The plan is called “The Merida Initiative.” Seems that the White House has had this plan in the works for nearly a year with little congressional input on either side of the border.
We can’t finish our own border fence, properly supply our immigration agents and border patrol with all the equipment and resources they need, or get our house in order. Yet, the Bush administration wants to fork over $1.4 billion to Mexico and Central America–with much of it going into the hands of corrupt law enforcement officials and government bureaucrats who have worked tirelessly to undermine our immigration laws. The funding is tucked into the 2008 supplemental budget.
Good work Duncan and Michelle... although this example is tough to categorize.
Is it because of special interests... or is it just plain stupidity?Bill framed the problem we face:
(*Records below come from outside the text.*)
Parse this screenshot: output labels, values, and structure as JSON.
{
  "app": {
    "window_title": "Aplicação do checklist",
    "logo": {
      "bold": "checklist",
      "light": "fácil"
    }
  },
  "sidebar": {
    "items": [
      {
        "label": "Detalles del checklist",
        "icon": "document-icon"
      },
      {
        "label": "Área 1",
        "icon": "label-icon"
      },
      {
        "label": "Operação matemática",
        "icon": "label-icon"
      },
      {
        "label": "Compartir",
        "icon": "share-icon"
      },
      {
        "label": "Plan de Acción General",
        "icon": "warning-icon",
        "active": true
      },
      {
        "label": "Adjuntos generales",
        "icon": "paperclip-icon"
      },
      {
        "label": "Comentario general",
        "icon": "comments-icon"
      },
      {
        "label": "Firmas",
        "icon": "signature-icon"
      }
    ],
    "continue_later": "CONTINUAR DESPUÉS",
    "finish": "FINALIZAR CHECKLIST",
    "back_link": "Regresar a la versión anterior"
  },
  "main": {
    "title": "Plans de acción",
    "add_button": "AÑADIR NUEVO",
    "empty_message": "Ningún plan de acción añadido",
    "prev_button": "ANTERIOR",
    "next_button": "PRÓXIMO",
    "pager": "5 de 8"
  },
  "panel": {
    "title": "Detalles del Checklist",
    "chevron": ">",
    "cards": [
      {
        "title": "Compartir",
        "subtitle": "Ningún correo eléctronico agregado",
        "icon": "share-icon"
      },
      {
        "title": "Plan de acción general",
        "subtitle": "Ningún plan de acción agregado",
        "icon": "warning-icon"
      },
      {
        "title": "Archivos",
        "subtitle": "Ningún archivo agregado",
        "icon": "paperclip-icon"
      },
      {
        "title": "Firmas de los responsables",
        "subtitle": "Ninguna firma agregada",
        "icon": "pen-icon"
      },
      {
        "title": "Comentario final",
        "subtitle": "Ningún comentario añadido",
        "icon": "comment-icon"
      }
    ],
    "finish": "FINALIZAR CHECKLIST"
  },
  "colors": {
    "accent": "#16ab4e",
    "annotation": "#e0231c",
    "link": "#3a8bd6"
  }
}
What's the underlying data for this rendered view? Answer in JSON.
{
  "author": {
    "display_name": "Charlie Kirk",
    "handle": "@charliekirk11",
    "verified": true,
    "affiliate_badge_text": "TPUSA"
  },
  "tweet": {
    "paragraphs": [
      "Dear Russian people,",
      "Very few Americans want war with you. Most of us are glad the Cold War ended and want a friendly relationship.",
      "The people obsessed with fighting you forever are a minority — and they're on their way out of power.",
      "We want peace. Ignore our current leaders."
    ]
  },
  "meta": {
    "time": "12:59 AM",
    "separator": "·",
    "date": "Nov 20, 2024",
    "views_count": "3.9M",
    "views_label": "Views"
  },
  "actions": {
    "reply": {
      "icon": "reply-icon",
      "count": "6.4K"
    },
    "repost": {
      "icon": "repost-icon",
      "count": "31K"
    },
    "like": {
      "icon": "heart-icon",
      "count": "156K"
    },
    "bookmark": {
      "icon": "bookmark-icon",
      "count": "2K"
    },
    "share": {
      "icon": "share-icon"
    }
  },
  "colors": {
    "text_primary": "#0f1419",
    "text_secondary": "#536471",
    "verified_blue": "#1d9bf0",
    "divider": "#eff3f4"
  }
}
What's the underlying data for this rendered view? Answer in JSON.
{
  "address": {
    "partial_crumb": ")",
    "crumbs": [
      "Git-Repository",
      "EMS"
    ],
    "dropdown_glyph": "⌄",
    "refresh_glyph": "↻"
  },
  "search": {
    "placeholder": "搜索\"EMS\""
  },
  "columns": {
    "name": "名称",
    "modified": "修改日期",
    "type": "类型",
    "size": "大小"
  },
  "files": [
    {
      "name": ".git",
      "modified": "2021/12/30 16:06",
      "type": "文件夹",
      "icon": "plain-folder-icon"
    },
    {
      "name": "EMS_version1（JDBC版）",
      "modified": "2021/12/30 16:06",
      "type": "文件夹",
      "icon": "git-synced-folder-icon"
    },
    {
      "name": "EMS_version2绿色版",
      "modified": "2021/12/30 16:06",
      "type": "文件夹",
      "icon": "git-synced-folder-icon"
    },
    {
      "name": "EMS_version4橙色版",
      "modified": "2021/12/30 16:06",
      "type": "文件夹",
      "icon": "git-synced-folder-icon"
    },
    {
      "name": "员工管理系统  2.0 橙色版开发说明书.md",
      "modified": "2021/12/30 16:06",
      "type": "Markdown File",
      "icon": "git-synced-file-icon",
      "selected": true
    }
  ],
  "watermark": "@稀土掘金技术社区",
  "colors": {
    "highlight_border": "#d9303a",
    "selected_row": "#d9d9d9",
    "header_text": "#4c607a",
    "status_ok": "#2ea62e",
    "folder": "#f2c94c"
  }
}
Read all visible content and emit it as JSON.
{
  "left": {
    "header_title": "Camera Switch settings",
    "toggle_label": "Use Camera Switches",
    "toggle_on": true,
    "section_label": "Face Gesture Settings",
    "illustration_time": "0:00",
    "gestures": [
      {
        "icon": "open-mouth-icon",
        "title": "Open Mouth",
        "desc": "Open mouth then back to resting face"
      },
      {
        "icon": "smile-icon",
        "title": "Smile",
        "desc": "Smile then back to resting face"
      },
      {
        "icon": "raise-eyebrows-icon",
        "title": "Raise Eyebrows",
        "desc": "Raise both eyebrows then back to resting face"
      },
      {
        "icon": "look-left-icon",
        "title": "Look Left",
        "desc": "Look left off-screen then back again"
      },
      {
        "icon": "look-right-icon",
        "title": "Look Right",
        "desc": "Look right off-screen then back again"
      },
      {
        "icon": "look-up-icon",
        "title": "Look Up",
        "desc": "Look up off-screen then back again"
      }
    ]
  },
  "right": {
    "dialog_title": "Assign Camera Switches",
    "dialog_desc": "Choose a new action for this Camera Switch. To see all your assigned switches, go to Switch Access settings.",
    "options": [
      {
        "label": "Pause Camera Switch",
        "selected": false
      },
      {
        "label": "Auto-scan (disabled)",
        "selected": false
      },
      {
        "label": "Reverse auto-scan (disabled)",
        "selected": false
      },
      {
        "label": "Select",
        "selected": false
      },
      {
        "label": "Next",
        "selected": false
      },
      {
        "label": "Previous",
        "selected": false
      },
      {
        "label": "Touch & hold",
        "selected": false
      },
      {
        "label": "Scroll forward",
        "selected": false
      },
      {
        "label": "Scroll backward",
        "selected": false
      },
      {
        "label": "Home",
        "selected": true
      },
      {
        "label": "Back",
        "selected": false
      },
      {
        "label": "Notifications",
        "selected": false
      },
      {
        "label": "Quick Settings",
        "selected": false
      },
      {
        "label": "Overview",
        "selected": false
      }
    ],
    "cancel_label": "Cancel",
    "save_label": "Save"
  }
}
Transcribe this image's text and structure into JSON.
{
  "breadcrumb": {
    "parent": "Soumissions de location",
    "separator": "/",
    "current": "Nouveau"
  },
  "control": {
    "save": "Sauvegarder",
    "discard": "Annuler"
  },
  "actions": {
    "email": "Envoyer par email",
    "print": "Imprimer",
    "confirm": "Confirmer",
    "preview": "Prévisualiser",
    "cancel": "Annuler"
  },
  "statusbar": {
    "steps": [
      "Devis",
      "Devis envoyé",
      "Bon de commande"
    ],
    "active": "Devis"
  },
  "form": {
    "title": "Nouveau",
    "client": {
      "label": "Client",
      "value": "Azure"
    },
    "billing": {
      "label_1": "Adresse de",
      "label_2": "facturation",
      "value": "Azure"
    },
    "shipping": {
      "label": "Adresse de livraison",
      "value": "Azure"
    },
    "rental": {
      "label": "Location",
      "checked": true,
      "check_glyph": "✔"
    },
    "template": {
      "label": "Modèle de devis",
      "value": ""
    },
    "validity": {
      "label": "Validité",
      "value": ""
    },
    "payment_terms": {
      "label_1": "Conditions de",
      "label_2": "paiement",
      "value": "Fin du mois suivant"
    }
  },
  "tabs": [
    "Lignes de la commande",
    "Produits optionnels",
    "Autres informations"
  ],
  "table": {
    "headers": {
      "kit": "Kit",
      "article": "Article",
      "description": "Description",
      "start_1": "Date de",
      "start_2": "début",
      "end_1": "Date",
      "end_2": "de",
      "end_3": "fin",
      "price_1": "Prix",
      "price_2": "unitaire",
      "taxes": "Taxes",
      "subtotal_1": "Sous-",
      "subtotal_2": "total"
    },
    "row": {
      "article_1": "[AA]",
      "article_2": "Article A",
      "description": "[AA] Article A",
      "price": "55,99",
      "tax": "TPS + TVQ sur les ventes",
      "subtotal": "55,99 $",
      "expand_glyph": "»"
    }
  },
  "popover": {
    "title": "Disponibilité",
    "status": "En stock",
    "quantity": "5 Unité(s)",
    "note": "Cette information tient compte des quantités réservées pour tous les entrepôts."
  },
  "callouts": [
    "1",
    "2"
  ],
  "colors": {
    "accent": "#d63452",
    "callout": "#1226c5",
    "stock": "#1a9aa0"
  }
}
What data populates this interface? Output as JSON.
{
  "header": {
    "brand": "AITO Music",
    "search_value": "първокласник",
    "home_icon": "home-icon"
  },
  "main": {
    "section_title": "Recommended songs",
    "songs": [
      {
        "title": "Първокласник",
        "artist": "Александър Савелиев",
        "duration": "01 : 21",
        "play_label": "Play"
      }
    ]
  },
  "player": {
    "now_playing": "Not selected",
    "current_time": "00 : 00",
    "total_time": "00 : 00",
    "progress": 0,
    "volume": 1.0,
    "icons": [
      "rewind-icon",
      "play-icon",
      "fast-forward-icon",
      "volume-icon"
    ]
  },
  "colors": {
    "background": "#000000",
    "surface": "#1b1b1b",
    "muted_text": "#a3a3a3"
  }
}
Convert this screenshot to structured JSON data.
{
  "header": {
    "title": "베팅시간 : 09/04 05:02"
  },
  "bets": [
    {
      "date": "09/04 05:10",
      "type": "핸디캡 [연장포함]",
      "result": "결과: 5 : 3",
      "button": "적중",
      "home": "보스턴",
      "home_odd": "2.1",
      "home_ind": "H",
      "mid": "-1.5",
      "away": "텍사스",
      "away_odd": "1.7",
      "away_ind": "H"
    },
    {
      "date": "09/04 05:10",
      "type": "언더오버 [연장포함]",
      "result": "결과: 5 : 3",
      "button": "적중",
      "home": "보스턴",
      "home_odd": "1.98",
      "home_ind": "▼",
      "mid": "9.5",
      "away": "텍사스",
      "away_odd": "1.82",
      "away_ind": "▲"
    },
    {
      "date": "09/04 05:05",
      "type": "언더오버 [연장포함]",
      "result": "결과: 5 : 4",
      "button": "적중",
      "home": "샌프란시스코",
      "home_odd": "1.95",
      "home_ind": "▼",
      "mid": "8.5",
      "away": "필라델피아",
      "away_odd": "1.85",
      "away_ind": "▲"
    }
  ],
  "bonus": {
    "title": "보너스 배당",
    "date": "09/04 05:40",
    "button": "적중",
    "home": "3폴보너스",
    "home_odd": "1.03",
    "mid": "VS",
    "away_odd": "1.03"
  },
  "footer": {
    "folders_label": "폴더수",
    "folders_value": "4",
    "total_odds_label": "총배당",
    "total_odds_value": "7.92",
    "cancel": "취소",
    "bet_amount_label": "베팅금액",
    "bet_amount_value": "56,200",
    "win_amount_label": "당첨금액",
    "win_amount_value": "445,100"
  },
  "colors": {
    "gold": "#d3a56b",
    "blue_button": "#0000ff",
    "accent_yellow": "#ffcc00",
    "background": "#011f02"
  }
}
I don't have answers for correcting all of our problems, certainly not, but we can't give up on our system of government. We have to fight back with better presentations and arguments. It's the only way I know to do it effectively.Thomas Jefferson thought differently:
The tree of liberty must be refreshed from time to time with the blood of patriots and tyrants. It is it’s natural manure.Today, we tend to think he was talking about Iraq or Iran or Afghanistan... or maybe he was just caught up in the moment. Hell, today he probably would be arrested as a "terrorist conspirator" under the Patriot Act.
THOMAS JEFFERSON, letter to William Stephens Smith, November 13, 1787.
In a practical sense, Bill is probably correct. The system is too massive with too much inertia to have a convenient "bloody revolution".
Couldn't we just hope for some "revolutionary leaders" ... representatives, senators, presidents... who put the interests of American citizens... individuals... above special interest groups, foreign governments, or their own pocketbooks? Is that really too much to ask?..